-- RECORDS FOR THE TASK follows --

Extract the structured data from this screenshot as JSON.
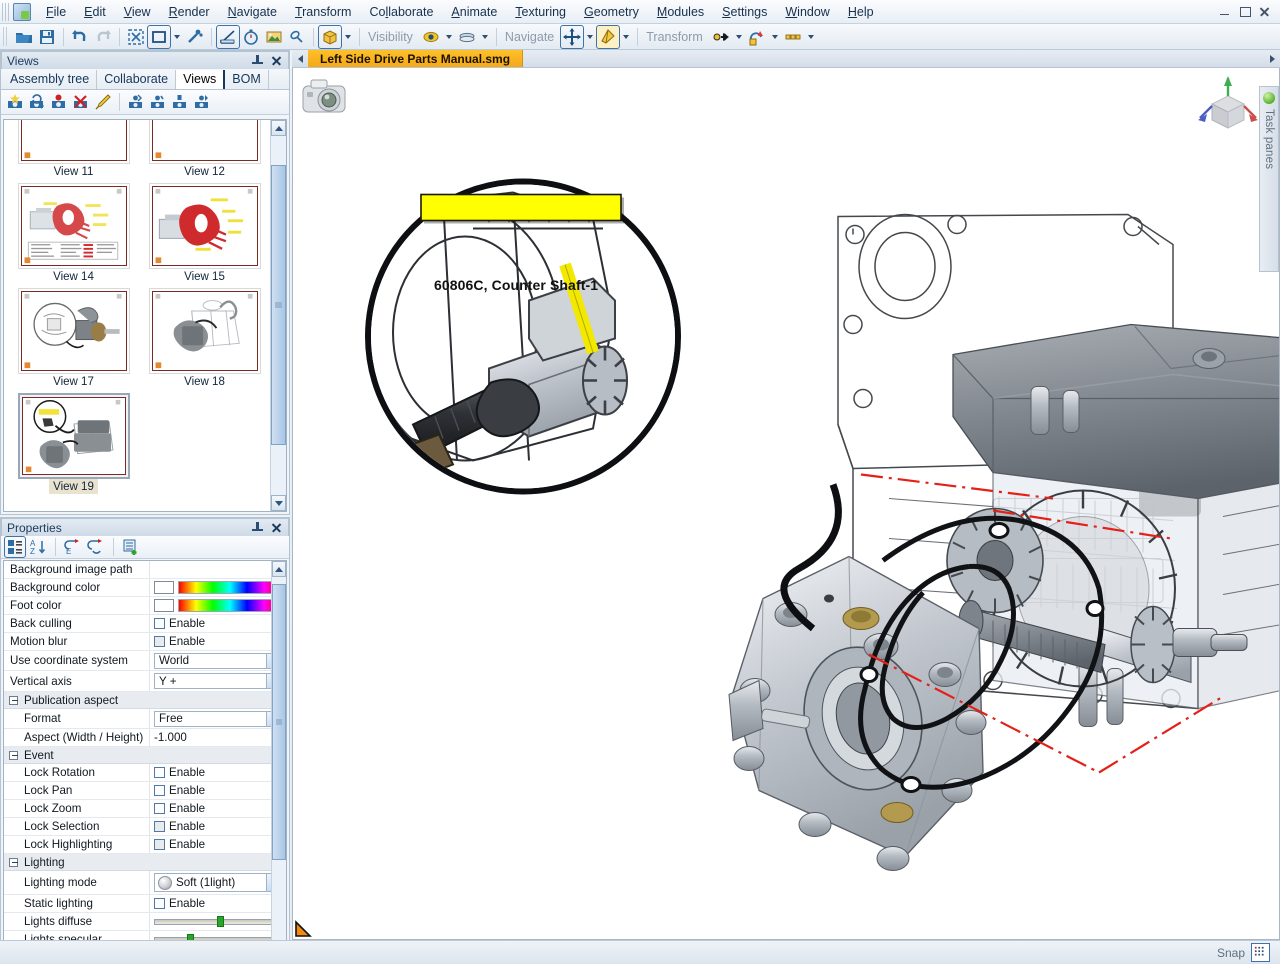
{
  "window": {
    "title": "Left Side Drive Parts Manual.smg",
    "controls": [
      {
        "name": "minimize",
        "glyph": "–"
      },
      {
        "name": "restore",
        "glyph": "❐"
      },
      {
        "name": "close",
        "glyph": "✕"
      }
    ]
  },
  "menubar": {
    "app_icon": "app-logo-icon",
    "items": [
      {
        "label": "File",
        "accel": "F"
      },
      {
        "label": "Edit",
        "accel": "E"
      },
      {
        "label": "View",
        "accel": "V"
      },
      {
        "label": "Render",
        "accel": "R"
      },
      {
        "label": "Navigate",
        "accel": "N"
      },
      {
        "label": "Transform",
        "accel": "T"
      },
      {
        "label": "Collaborate",
        "accel": "C"
      },
      {
        "label": "Animate",
        "accel": "A"
      },
      {
        "label": "Texturing",
        "accel": "T"
      },
      {
        "label": "Geometry",
        "accel": "G"
      },
      {
        "label": "Modules",
        "accel": "M"
      },
      {
        "label": "Settings",
        "accel": "S"
      },
      {
        "label": "Window",
        "accel": "W"
      },
      {
        "label": "Help",
        "accel": "H"
      }
    ]
  },
  "toolbar": {
    "groups": [
      {
        "name": "file",
        "buttons": [
          {
            "icon": "open-folder-icon",
            "label": "Open"
          },
          {
            "icon": "save-disk-icon",
            "label": "Save"
          }
        ]
      },
      {
        "name": "history",
        "buttons": [
          {
            "icon": "undo-arrow-icon",
            "label": "Undo"
          },
          {
            "icon": "redo-arrow-icon",
            "label": "Redo",
            "disabled": true
          }
        ]
      },
      {
        "name": "selection",
        "buttons": [
          {
            "icon": "select-all-icon",
            "label": "Select all"
          },
          {
            "icon": "rectangle-select-icon",
            "label": "Rectangle selection",
            "framed": true,
            "has_caret": true
          },
          {
            "icon": "magic-wand-icon",
            "label": "Smart selection"
          }
        ]
      },
      {
        "name": "measure",
        "buttons": [
          {
            "icon": "measure-ruler-icon",
            "label": "Measure",
            "framed": true
          },
          {
            "icon": "stopwatch-icon",
            "label": "Timer"
          },
          {
            "icon": "image-icon",
            "label": "Image"
          },
          {
            "icon": "link-icon",
            "label": "Link"
          }
        ]
      },
      {
        "name": "publish",
        "buttons": [
          {
            "icon": "publish-box-icon",
            "label": "Publish",
            "framed": true,
            "has_caret": true
          }
        ]
      }
    ],
    "visibility_label": "Visibility",
    "visibility_buttons": [
      {
        "icon": "eye-icon",
        "label": "Show/Hide",
        "has_caret": true
      },
      {
        "icon": "layers-icon",
        "label": "Layers",
        "has_caret": true
      }
    ],
    "navigate_label": "Navigate",
    "navigate_buttons": [
      {
        "icon": "pan-move-icon",
        "label": "Pan",
        "framed": true,
        "has_caret": true
      },
      {
        "icon": "fly-through-icon",
        "label": "Walk mode",
        "active": true,
        "has_caret": true
      }
    ],
    "transform_label": "Transform",
    "transform_buttons": [
      {
        "icon": "translate-icon",
        "label": "Translate",
        "has_caret": true
      },
      {
        "icon": "rotate-icon",
        "label": "Rotate",
        "has_caret": true
      },
      {
        "icon": "align-icon",
        "label": "Align",
        "has_caret": true
      }
    ]
  },
  "views_panel": {
    "title": "Views",
    "pin_icon": "pin-icon",
    "close_icon": "close-icon",
    "tabs": [
      {
        "label": "Assembly tree",
        "selected": false
      },
      {
        "label": "Collaborate",
        "selected": false
      },
      {
        "label": "Views",
        "selected": true
      },
      {
        "label": "BOM",
        "selected": false
      }
    ],
    "toolbar_buttons": [
      {
        "icon": "new-view-icon",
        "label": "Create view"
      },
      {
        "icon": "update-view-icon",
        "label": "Update view"
      },
      {
        "icon": "record-view-icon",
        "label": "Record view"
      },
      {
        "icon": "delete-view-icon",
        "label": "Delete view"
      },
      {
        "icon": "paint-brush-icon",
        "label": "Apply view style"
      },
      {
        "icon": "view-first-icon",
        "label": "First view"
      },
      {
        "icon": "view-prev-icon",
        "label": "Previous view"
      },
      {
        "icon": "view-next-icon",
        "label": "Next view"
      },
      {
        "icon": "view-last-icon",
        "label": "Last view"
      }
    ],
    "thumbnails": [
      {
        "label": "View 11",
        "selected": false,
        "kind": "blank"
      },
      {
        "label": "View 12",
        "selected": false,
        "kind": "exploded-red"
      },
      {
        "label": "View 14",
        "selected": false,
        "kind": "exploded-red-table"
      },
      {
        "label": "View 15",
        "selected": false,
        "kind": "exploded-red"
      },
      {
        "label": "View 17",
        "selected": false,
        "kind": "shaft-detail"
      },
      {
        "label": "View 18",
        "selected": false,
        "kind": "ghost-assembly"
      },
      {
        "label": "View 19",
        "selected": true,
        "kind": "callout-assembly"
      }
    ],
    "scrollbar": {
      "up_icon": "chevron-up-icon",
      "down_icon": "chevron-down-icon"
    }
  },
  "properties_panel": {
    "title": "Properties",
    "pin_icon": "pin-icon",
    "close_icon": "close-icon",
    "toolbar_buttons": [
      {
        "icon": "categorized-list-icon",
        "label": "Categorized",
        "active": true
      },
      {
        "icon": "sort-alpha-icon",
        "label": "Alphabetical"
      },
      {
        "icon": "reset-event-icon",
        "label": "Reset event"
      },
      {
        "icon": "refresh-event-icon",
        "label": "Refresh event"
      },
      {
        "icon": "add-property-icon",
        "label": "Add property"
      }
    ],
    "rows": [
      {
        "type": "prop",
        "name": "Background image path",
        "control": "text",
        "value": "",
        "warn": false
      },
      {
        "type": "prop",
        "name": "Background color",
        "control": "color",
        "value": "#ffffff",
        "warn": false
      },
      {
        "type": "prop",
        "name": "Foot color",
        "control": "color",
        "value": "#ffffff",
        "warn": false
      },
      {
        "type": "prop",
        "name": "Back culling",
        "control": "checkbox",
        "value": "Enable",
        "checked": false,
        "warn": true
      },
      {
        "type": "prop",
        "name": "Motion blur",
        "control": "checkbox",
        "value": "Enable",
        "checked": false,
        "dim": true,
        "warn": false
      },
      {
        "type": "prop",
        "name": "Use coordinate system",
        "control": "combo",
        "value": "World",
        "warn": false
      },
      {
        "type": "prop",
        "name": "Vertical axis",
        "control": "combo",
        "value": "Y +",
        "warn": true
      },
      {
        "type": "group",
        "name": "Publication aspect",
        "expanded": true
      },
      {
        "type": "prop",
        "name": "Format",
        "control": "combo",
        "value": "Free",
        "indent": true,
        "warn": false
      },
      {
        "type": "prop",
        "name": "Aspect (Width / Height)",
        "control": "text",
        "value": "-1.000",
        "indent": true,
        "warn": true
      },
      {
        "type": "group",
        "name": "Event",
        "expanded": true
      },
      {
        "type": "prop",
        "name": "Lock Rotation",
        "control": "checkbox",
        "value": "Enable",
        "checked": false,
        "indent": true,
        "warn": false
      },
      {
        "type": "prop",
        "name": "Lock Pan",
        "control": "checkbox",
        "value": "Enable",
        "checked": false,
        "indent": true,
        "warn": false
      },
      {
        "type": "prop",
        "name": "Lock Zoom",
        "control": "checkbox",
        "value": "Enable",
        "checked": false,
        "indent": true,
        "warn": false
      },
      {
        "type": "prop",
        "name": "Lock Selection",
        "control": "checkbox",
        "value": "Enable",
        "checked": false,
        "dim": true,
        "indent": true,
        "warn": false
      },
      {
        "type": "prop",
        "name": "Lock Highlighting",
        "control": "checkbox",
        "value": "Enable",
        "checked": false,
        "dim": true,
        "indent": true,
        "warn": false
      },
      {
        "type": "group",
        "name": "Lighting",
        "expanded": true
      },
      {
        "type": "prop",
        "name": "Lighting mode",
        "control": "combo-sphere",
        "value": "Soft (1light)",
        "indent": true,
        "warn": true
      },
      {
        "type": "prop",
        "name": "Static lighting",
        "control": "checkbox",
        "value": "Enable",
        "checked": false,
        "indent": true,
        "warn": true
      },
      {
        "type": "prop",
        "name": "Lights diffuse",
        "control": "slider",
        "value": "50",
        "indent": true,
        "warn": false
      },
      {
        "type": "prop",
        "name": "Lights specular",
        "control": "slider",
        "value": "26",
        "indent": true,
        "warn": false
      }
    ]
  },
  "viewport": {
    "doc_tab": "Left Side Drive Parts Manual.smg",
    "tab_scroll_left_icon": "chevron-left-icon",
    "tab_scroll_right_icon": "chevron-right-icon",
    "camera_icon": "camera-icon",
    "nav_cube_icon": "navigation-cube-icon",
    "corner_marker_icon": "orange-corner-triangle-icon",
    "callout_label": "60806C, Counter Shaft-1",
    "callout_bg": "#ffff00",
    "axis_colors": {
      "x": "#c94f4f",
      "y": "#3fae52",
      "z": "#4a5fc1"
    },
    "annotation_line_color": "#e32119"
  },
  "task_panes": {
    "label": "Task panes",
    "indicator_icon": "green-status-dot-icon"
  },
  "statusbar": {
    "snap_label": "Snap",
    "snap_icon": "snap-grid-icon"
  }
}
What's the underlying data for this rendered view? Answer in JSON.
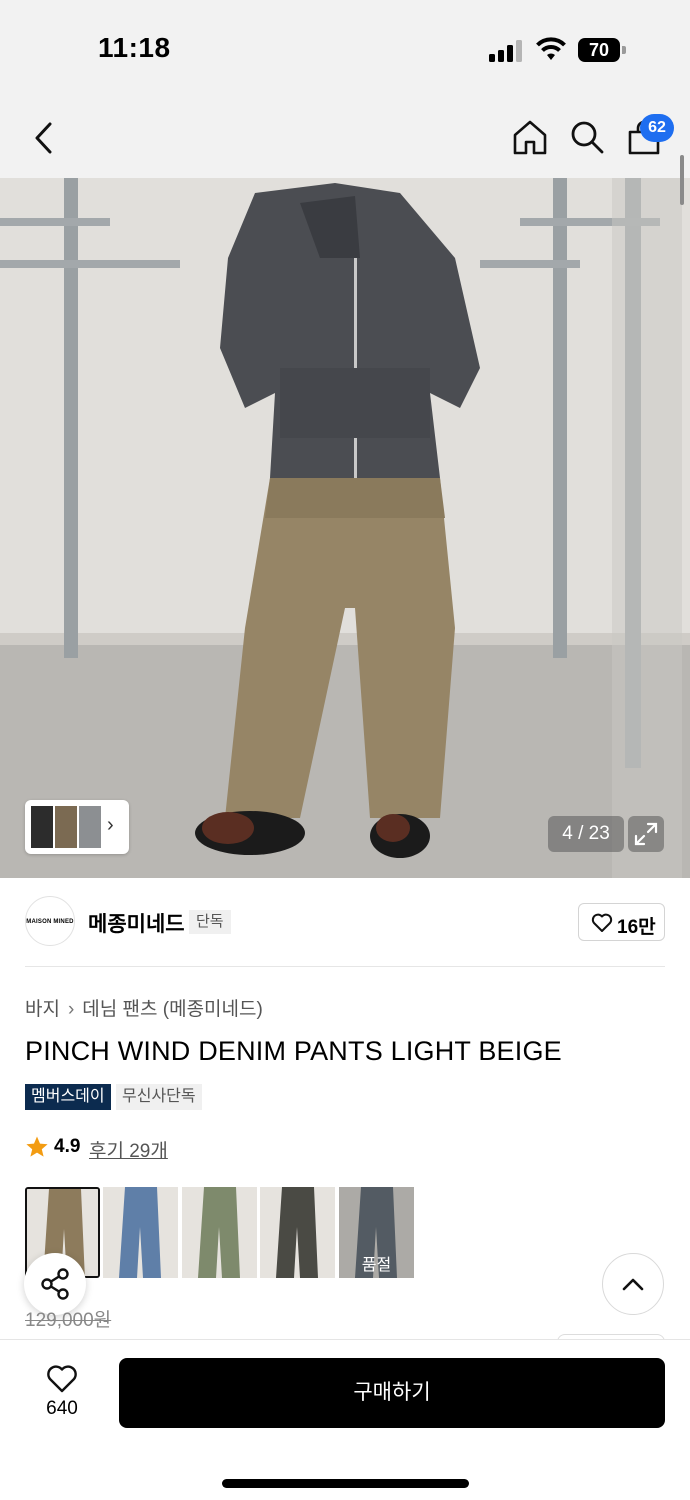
{
  "status_bar": {
    "time": "11:18",
    "battery": "70"
  },
  "nav": {
    "cart_badge": "62",
    "icons": [
      "back-icon",
      "home-icon",
      "search-icon",
      "cart-icon"
    ]
  },
  "hero": {
    "counter": "4 / 23"
  },
  "brand": {
    "logo_text": "MAISON MINED",
    "name": "메종미네드",
    "exclusive_tag": "단독",
    "likes": "16만"
  },
  "breadcrumb": {
    "category": "바지",
    "subcategory": "데님 팬츠 (메종미네드)"
  },
  "product": {
    "title": "PINCH WIND DENIM PANTS LIGHT BEIGE",
    "tags": [
      "멤버스데이",
      "무신사단독"
    ],
    "rating": "4.9",
    "reviews": "후기 29개",
    "original_price": "129,000원"
  },
  "variants": [
    {
      "color": "#8d7b5c",
      "selected": true
    },
    {
      "color": "#5f7fa8"
    },
    {
      "color": "#7e8a6c"
    },
    {
      "color": "#4a4a44"
    },
    {
      "color": "#6f7a84",
      "status": "품절"
    }
  ],
  "bottom": {
    "wish_count": "640",
    "buy_label": "구매하기"
  },
  "colors": {
    "accent_blue": "#1e6ef0",
    "member_tag_bg": "#0c2b4f",
    "star": "#f39c12"
  }
}
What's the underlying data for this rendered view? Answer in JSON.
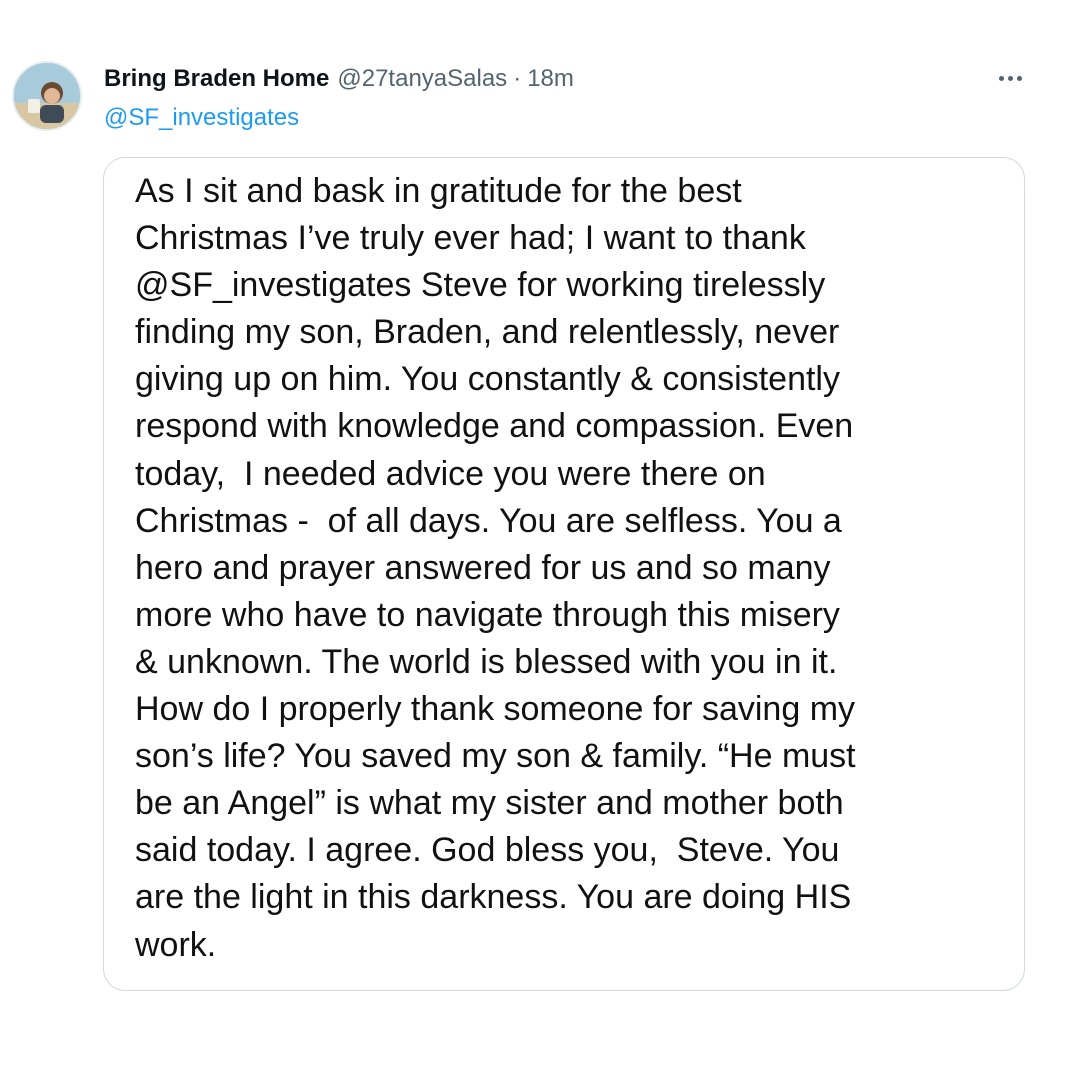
{
  "tweet": {
    "display_name": "Bring Braden Home",
    "handle": "@27tanyaSalas",
    "separator": "·",
    "time": "18m",
    "reply_to": "@SF_investigates",
    "more_icon": "more-horizontal-icon",
    "avatar_icon": "profile-avatar",
    "image_text_lines": [
      "As I sit and bask in gratitude for the best",
      "Christmas I’ve truly ever had; I want to thank",
      "@SF_investigates Steve for working tirelessly",
      "finding my son, Braden, and relentlessly, never",
      "giving up on him. You constantly & consistently",
      "respond with knowledge and compassion. Even",
      "today,  I needed advice you were there on",
      "Christmas -  of all days. You are selfless. You a",
      "hero and prayer answered for us and so many",
      "more who have to navigate through this misery",
      "& unknown. The world is blessed with you in it.",
      "How do I properly thank someone for saving my",
      "son’s life? You saved my son & family. “He must",
      "be an Angel” is what my sister and mother both",
      "said today. I agree. God bless you,  Steve. You",
      "are the light in this darkness. You are doing HIS",
      "work."
    ]
  },
  "colors": {
    "text_primary": "#0f1419",
    "text_secondary": "#536471",
    "link": "#1d9bf0",
    "card_border": "#cfd9de"
  }
}
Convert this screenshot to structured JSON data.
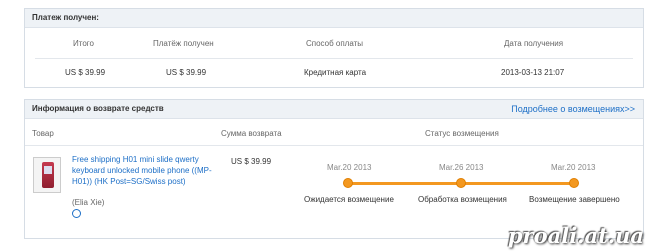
{
  "payment_panel": {
    "title": "Платеж получен:",
    "headers": [
      "Итого",
      "Платёж получен",
      "Способ оплаты",
      "Дата получения"
    ],
    "row": [
      "US $ 39.99",
      "US $ 39.99",
      "Кредитная карта",
      "2013-03-13 21:07"
    ]
  },
  "refund_panel": {
    "title": "Информация о возврате средств",
    "more_link": "Подробнее о возмещениях>>",
    "headers": {
      "product": "Товар",
      "refund_amount": "Сумма возврата",
      "status": "Статус возмещения"
    },
    "product": {
      "title": "Free shipping H01 mini slide qwerty keyboard unlocked mobile phone ((MP-H01)) (HK Post=SG/Swiss post)",
      "seller": "(Elia Xie)",
      "icon": "alarm-clock-icon"
    },
    "amount": "US $ 39.99",
    "timeline": [
      {
        "date": "Mar.20 2013",
        "label": "Ожидается возмещение"
      },
      {
        "date": "Mar.26 2013",
        "label": "Обработка возмещения"
      },
      {
        "date": "Mar.20 2013",
        "label": "Возмещение завершено"
      }
    ],
    "accent_color": "#f39820"
  },
  "watermark": "proali.at.ua"
}
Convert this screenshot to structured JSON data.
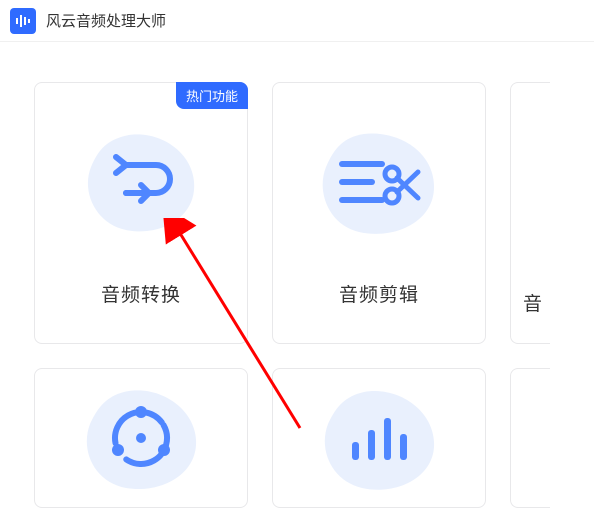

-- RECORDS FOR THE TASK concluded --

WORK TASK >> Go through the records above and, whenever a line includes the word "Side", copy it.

ANSWER SECTION >>
    "title": "Left Side Drive Parts Manual.smg",
    "doc_tab": "Left Side Drive Parts Manual.smg",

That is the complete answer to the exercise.